Exercise directions :: Leaving out all images, return the entries below exactly.
Top of Input
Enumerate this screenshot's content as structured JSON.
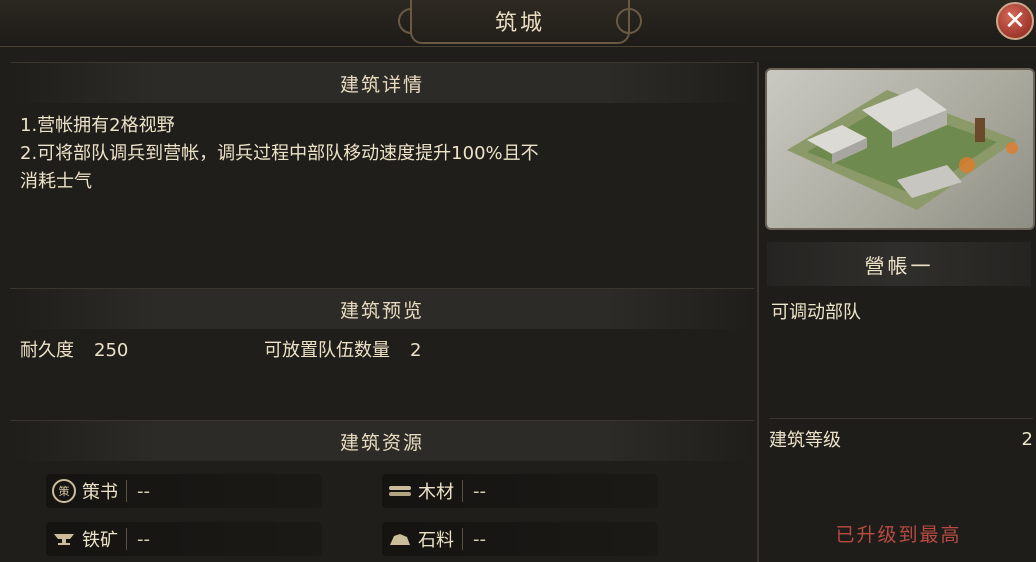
{
  "window": {
    "title": "筑城",
    "close_icon": "close-icon"
  },
  "details": {
    "heading": "建筑详情",
    "lines": [
      "1.营帐拥有2格视野",
      "2.可将部队调兵到营帐，调兵过程中部队移动速度提升100%且不",
      "消耗士气"
    ]
  },
  "preview": {
    "heading": "建筑预览",
    "durability_label": "耐久度",
    "durability_value": "250",
    "troops_label": "可放置队伍数量",
    "troops_value": "2"
  },
  "resources": {
    "heading": "建筑资源",
    "items": [
      {
        "icon": "strategy-book-icon",
        "icon_text": "策",
        "name": "策书",
        "value": "--"
      },
      {
        "icon": "wood-icon",
        "name": "木材",
        "value": "--"
      },
      {
        "icon": "iron-anvil-icon",
        "name": "铁矿",
        "value": "--"
      },
      {
        "icon": "stone-icon",
        "name": "石料",
        "value": "--"
      }
    ]
  },
  "building": {
    "name": "營帳一",
    "description": "可调动部队",
    "level_label": "建筑等级",
    "level_value": "2",
    "status": "已升级到最高"
  }
}
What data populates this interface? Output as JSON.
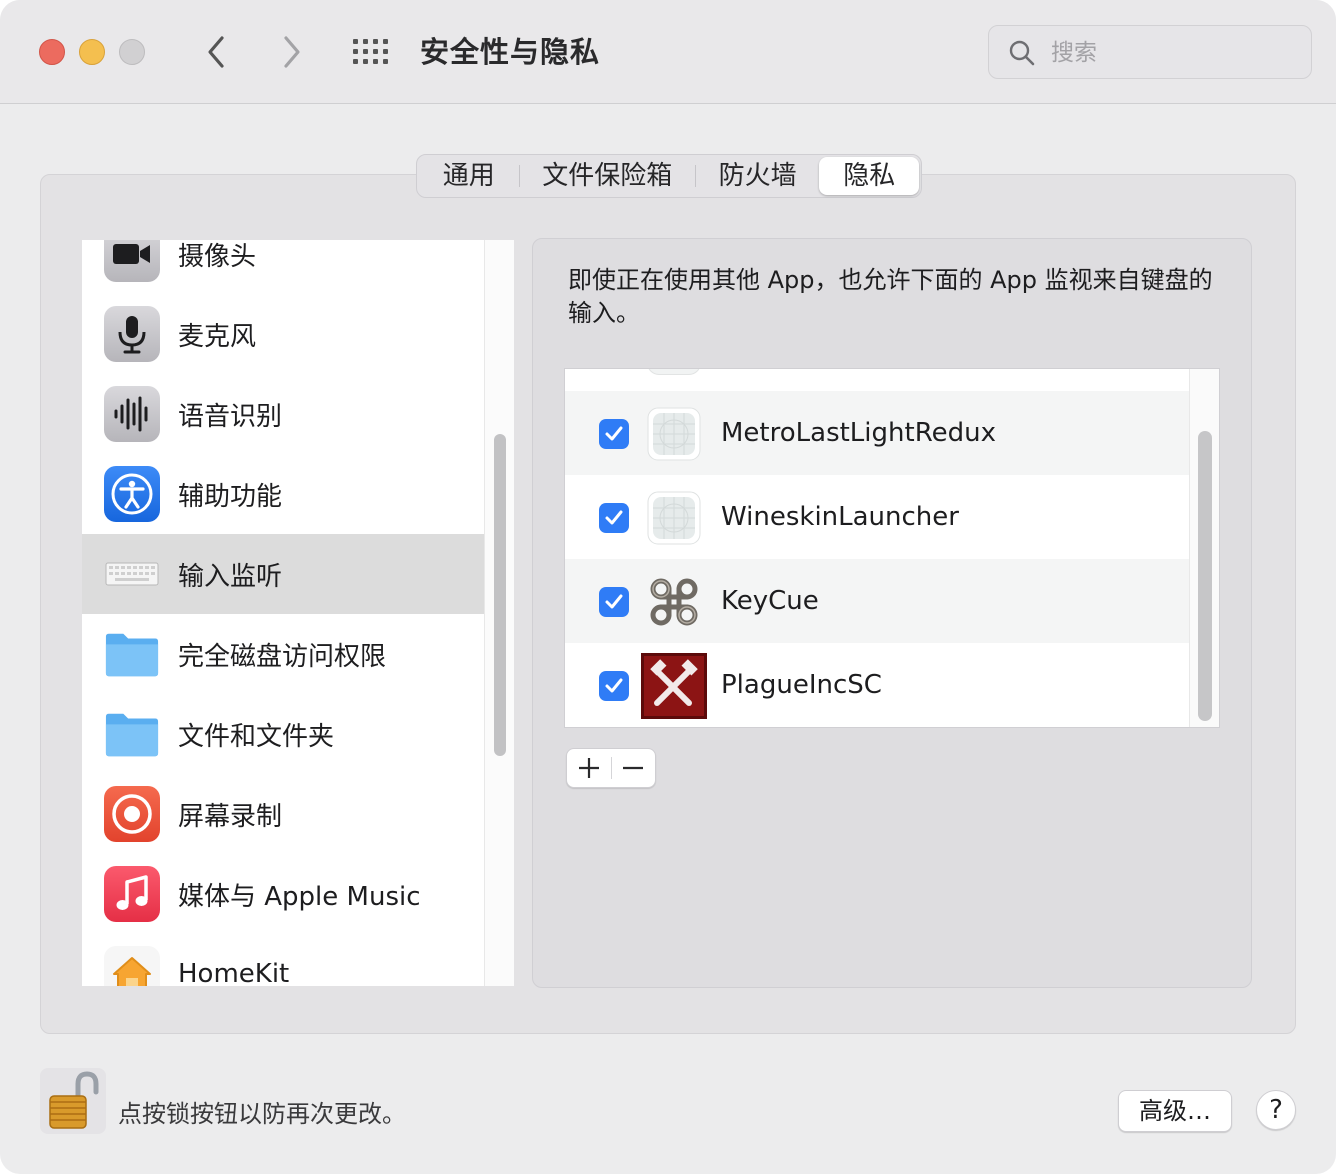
{
  "window": {
    "title": "安全性与隐私",
    "search_placeholder": "搜索"
  },
  "tabs": [
    {
      "label": "通用"
    },
    {
      "label": "文件保险箱"
    },
    {
      "label": "防火墙"
    },
    {
      "label": "隐私",
      "selected": true
    }
  ],
  "sidebar": {
    "items": [
      {
        "label": "摄像头",
        "icon": "camera-icon"
      },
      {
        "label": "麦克风",
        "icon": "microphone-icon"
      },
      {
        "label": "语音识别",
        "icon": "waveform-icon"
      },
      {
        "label": "辅助功能",
        "icon": "accessibility-icon"
      },
      {
        "label": "输入监听",
        "icon": "keyboard-icon",
        "selected": true
      },
      {
        "label": "完全磁盘访问权限",
        "icon": "folder-icon"
      },
      {
        "label": "文件和文件夹",
        "icon": "folder-icon"
      },
      {
        "label": "屏幕录制",
        "icon": "screen-record-icon"
      },
      {
        "label": "媒体与 Apple Music",
        "icon": "music-icon"
      },
      {
        "label": "HomeKit",
        "icon": "home-icon"
      }
    ]
  },
  "detail": {
    "description": "即使正在使用其他 App，也允许下面的 App 监视来自键盘的输入。",
    "apps": [
      {
        "name": "MetroLastLightRedux",
        "checked": true,
        "icon": "generic-app-icon"
      },
      {
        "name": "WineskinLauncher",
        "checked": true,
        "icon": "generic-app-icon"
      },
      {
        "name": "KeyCue",
        "checked": true,
        "icon": "keycue-command-icon"
      },
      {
        "name": "PlagueIncSC",
        "checked": true,
        "icon": "plague-inc-icon"
      }
    ],
    "add_symbol": "+",
    "remove_symbol": "−"
  },
  "footer": {
    "lock_text": "点按锁按钮以防再次更改。",
    "advanced_label": "高级…",
    "help_label": "?"
  },
  "colors": {
    "accent": "#2f7cf6",
    "selection": "#dcdcdc",
    "close": "#ec6b5f",
    "minimize": "#f4bf4f"
  }
}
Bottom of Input
Result of the task ::
Enumerate this screenshot's content as structured JSON.
{
  "window": {
    "title": "筑城",
    "close_icon": "close-icon"
  },
  "details": {
    "heading": "建筑详情",
    "lines": [
      "1.营帐拥有2格视野",
      "2.可将部队调兵到营帐，调兵过程中部队移动速度提升100%且不",
      "消耗士气"
    ]
  },
  "preview": {
    "heading": "建筑预览",
    "durability_label": "耐久度",
    "durability_value": "250",
    "troops_label": "可放置队伍数量",
    "troops_value": "2"
  },
  "resources": {
    "heading": "建筑资源",
    "items": [
      {
        "icon": "strategy-book-icon",
        "icon_text": "策",
        "name": "策书",
        "value": "--"
      },
      {
        "icon": "wood-icon",
        "name": "木材",
        "value": "--"
      },
      {
        "icon": "iron-anvil-icon",
        "name": "铁矿",
        "value": "--"
      },
      {
        "icon": "stone-icon",
        "name": "石料",
        "value": "--"
      }
    ]
  },
  "building": {
    "name": "營帳一",
    "description": "可调动部队",
    "level_label": "建筑等级",
    "level_value": "2",
    "status": "已升级到最高"
  }
}
What data populates this interface? Output as JSON.
{
  "window": {
    "title": "安全性与隐私",
    "search_placeholder": "搜索"
  },
  "tabs": [
    {
      "label": "通用"
    },
    {
      "label": "文件保险箱"
    },
    {
      "label": "防火墙"
    },
    {
      "label": "隐私",
      "selected": true
    }
  ],
  "sidebar": {
    "items": [
      {
        "label": "摄像头",
        "icon": "camera-icon"
      },
      {
        "label": "麦克风",
        "icon": "microphone-icon"
      },
      {
        "label": "语音识别",
        "icon": "waveform-icon"
      },
      {
        "label": "辅助功能",
        "icon": "accessibility-icon"
      },
      {
        "label": "输入监听",
        "icon": "keyboard-icon",
        "selected": true
      },
      {
        "label": "完全磁盘访问权限",
        "icon": "folder-icon"
      },
      {
        "label": "文件和文件夹",
        "icon": "folder-icon"
      },
      {
        "label": "屏幕录制",
        "icon": "screen-record-icon"
      },
      {
        "label": "媒体与 Apple Music",
        "icon": "music-icon"
      },
      {
        "label": "HomeKit",
        "icon": "home-icon"
      }
    ]
  },
  "detail": {
    "description": "即使正在使用其他 App，也允许下面的 App 监视来自键盘的输入。",
    "apps": [
      {
        "name": "MetroLastLightRedux",
        "checked": true,
        "icon": "generic-app-icon"
      },
      {
        "name": "WineskinLauncher",
        "checked": true,
        "icon": "generic-app-icon"
      },
      {
        "name": "KeyCue",
        "checked": true,
        "icon": "keycue-command-icon"
      },
      {
        "name": "PlagueIncSC",
        "checked": true,
        "icon": "plague-inc-icon"
      }
    ],
    "add_symbol": "+",
    "remove_symbol": "−"
  },
  "footer": {
    "lock_text": "点按锁按钮以防再次更改。",
    "advanced_label": "高级…",
    "help_label": "?"
  },
  "colors": {
    "accent": "#2f7cf6",
    "selection": "#dcdcdc",
    "close": "#ec6b5f",
    "minimize": "#f4bf4f"
  }
}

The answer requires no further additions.